◆ **Records from a data source**
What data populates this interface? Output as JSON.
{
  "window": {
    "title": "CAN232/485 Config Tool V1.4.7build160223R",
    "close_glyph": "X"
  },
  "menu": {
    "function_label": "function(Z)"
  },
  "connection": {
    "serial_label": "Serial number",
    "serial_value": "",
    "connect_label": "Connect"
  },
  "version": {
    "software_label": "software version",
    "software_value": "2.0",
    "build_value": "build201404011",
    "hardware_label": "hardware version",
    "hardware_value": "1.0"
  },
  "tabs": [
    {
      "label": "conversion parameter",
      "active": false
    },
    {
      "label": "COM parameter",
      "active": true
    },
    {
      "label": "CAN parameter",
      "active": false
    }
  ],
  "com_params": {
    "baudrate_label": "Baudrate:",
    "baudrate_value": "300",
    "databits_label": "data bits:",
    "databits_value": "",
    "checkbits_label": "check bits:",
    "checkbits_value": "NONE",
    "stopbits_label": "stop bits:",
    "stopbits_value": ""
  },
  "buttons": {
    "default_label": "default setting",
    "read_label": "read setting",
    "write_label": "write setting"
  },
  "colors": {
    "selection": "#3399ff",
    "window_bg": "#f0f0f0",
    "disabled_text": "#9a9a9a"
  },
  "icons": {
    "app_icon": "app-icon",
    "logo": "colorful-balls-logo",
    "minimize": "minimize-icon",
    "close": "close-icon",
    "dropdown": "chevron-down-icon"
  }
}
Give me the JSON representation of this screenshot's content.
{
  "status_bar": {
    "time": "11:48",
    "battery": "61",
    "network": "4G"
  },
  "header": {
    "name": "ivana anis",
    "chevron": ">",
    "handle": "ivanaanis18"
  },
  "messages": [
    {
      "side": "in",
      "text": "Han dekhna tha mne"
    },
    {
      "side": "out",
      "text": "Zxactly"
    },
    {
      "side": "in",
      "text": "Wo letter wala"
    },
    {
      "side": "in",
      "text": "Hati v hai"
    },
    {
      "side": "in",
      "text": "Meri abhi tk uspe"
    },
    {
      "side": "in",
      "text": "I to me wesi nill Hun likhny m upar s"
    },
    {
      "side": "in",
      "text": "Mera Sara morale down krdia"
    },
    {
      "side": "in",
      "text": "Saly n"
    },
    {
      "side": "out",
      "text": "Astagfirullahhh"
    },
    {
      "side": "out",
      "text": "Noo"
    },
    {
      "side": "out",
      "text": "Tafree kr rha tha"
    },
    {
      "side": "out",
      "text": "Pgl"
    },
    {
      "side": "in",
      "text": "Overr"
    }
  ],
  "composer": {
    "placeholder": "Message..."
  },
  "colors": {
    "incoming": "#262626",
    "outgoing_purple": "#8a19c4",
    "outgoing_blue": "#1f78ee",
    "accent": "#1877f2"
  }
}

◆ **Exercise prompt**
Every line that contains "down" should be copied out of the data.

◆ **Expected output**
    "dropdown": "chevron-down-icon"
      "text": "Mera Sara morale down krdia"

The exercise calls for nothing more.